What you have to do – Look through the entries below. Report each line that has the word "Import" in it.

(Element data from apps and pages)
§

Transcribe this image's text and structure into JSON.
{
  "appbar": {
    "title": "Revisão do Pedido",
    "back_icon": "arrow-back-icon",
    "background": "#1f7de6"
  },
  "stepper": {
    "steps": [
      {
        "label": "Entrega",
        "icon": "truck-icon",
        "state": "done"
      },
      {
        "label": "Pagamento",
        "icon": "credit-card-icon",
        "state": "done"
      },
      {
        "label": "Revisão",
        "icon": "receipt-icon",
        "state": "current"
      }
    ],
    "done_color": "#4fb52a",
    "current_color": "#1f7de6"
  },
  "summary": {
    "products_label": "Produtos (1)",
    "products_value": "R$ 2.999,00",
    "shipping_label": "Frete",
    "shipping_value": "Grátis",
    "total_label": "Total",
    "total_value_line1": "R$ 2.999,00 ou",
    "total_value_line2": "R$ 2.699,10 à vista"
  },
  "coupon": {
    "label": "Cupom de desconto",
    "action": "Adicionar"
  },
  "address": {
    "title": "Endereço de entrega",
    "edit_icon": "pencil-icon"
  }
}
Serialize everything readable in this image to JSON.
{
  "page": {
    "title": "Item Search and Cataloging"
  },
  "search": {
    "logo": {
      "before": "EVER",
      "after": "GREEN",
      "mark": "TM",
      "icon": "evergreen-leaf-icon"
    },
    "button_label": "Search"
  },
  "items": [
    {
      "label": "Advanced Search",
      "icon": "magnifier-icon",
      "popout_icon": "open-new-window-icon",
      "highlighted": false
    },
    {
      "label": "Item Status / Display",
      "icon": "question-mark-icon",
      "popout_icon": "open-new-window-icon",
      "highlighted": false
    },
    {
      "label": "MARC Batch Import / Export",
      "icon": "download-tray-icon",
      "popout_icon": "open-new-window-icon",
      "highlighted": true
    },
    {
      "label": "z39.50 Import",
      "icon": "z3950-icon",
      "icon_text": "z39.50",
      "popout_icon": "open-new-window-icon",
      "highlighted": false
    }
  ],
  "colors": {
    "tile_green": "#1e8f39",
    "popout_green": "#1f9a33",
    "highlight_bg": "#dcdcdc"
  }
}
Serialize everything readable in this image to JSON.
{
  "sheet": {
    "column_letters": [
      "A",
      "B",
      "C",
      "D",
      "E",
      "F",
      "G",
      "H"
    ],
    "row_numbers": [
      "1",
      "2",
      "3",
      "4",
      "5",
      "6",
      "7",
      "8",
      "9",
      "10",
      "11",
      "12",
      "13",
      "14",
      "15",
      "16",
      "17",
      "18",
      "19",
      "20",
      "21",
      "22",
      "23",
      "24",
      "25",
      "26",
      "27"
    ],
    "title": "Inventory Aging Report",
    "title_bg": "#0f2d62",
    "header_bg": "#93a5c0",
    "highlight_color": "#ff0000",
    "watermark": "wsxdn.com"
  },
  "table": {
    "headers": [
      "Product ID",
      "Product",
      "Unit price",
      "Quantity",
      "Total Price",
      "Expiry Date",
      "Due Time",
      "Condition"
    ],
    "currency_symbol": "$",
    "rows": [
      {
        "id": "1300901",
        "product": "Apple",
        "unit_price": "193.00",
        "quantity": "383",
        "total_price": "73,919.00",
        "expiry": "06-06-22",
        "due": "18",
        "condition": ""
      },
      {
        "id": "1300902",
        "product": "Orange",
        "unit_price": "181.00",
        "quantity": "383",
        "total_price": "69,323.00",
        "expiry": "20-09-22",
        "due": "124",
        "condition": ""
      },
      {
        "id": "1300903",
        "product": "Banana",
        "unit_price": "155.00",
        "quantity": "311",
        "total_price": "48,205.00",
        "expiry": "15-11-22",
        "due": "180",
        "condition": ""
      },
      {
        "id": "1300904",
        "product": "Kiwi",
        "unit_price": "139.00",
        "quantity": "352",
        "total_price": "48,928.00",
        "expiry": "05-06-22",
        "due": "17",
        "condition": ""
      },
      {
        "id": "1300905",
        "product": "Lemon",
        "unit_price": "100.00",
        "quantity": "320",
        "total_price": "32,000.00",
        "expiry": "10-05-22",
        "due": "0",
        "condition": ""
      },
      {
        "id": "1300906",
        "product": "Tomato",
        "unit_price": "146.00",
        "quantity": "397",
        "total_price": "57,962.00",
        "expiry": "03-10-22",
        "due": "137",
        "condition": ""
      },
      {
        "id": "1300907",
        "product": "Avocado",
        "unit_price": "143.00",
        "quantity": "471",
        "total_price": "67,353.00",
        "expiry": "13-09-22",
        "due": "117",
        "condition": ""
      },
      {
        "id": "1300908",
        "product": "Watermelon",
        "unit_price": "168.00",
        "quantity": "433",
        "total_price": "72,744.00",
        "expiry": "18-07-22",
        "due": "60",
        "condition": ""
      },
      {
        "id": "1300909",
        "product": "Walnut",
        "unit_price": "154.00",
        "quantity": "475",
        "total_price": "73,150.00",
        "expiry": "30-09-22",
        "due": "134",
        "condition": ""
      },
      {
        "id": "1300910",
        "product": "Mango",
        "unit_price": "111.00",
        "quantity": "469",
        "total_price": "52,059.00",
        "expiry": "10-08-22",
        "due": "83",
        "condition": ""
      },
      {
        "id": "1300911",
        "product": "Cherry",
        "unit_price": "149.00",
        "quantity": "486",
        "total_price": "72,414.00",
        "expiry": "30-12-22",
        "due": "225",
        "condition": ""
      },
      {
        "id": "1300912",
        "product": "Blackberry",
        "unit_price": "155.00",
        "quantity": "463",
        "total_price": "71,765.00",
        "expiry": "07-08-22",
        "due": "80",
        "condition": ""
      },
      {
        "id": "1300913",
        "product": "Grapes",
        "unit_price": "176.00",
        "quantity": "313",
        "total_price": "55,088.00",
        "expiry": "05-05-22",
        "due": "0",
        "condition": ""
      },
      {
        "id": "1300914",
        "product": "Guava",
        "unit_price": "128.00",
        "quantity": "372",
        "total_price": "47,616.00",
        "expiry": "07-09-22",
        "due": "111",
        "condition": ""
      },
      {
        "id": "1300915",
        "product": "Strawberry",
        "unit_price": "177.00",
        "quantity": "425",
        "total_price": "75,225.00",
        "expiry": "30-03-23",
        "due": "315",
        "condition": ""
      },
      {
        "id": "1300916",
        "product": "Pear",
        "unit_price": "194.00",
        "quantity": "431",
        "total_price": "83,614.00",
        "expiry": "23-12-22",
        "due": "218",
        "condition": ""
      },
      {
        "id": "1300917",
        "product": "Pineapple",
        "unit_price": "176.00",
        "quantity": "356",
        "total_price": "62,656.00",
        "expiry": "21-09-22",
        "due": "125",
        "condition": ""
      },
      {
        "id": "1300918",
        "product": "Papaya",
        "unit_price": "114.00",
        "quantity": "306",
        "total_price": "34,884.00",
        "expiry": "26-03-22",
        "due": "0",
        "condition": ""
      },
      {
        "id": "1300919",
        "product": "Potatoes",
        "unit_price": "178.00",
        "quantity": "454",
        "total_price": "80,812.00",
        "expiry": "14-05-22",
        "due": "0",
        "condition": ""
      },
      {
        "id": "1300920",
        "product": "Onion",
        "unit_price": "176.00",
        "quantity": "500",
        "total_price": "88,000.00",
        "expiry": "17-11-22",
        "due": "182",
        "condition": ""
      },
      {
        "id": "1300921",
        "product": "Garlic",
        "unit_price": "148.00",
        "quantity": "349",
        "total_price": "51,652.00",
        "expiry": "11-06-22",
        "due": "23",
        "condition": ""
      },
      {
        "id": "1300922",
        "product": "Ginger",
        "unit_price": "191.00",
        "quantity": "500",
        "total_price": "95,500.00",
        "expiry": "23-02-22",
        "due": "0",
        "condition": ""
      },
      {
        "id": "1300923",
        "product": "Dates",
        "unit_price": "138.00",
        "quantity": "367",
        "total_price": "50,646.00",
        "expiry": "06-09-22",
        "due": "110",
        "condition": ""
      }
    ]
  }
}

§

Finished task –
      "label": "MARC Batch Import / Export",
      "label": "z39.50 Import",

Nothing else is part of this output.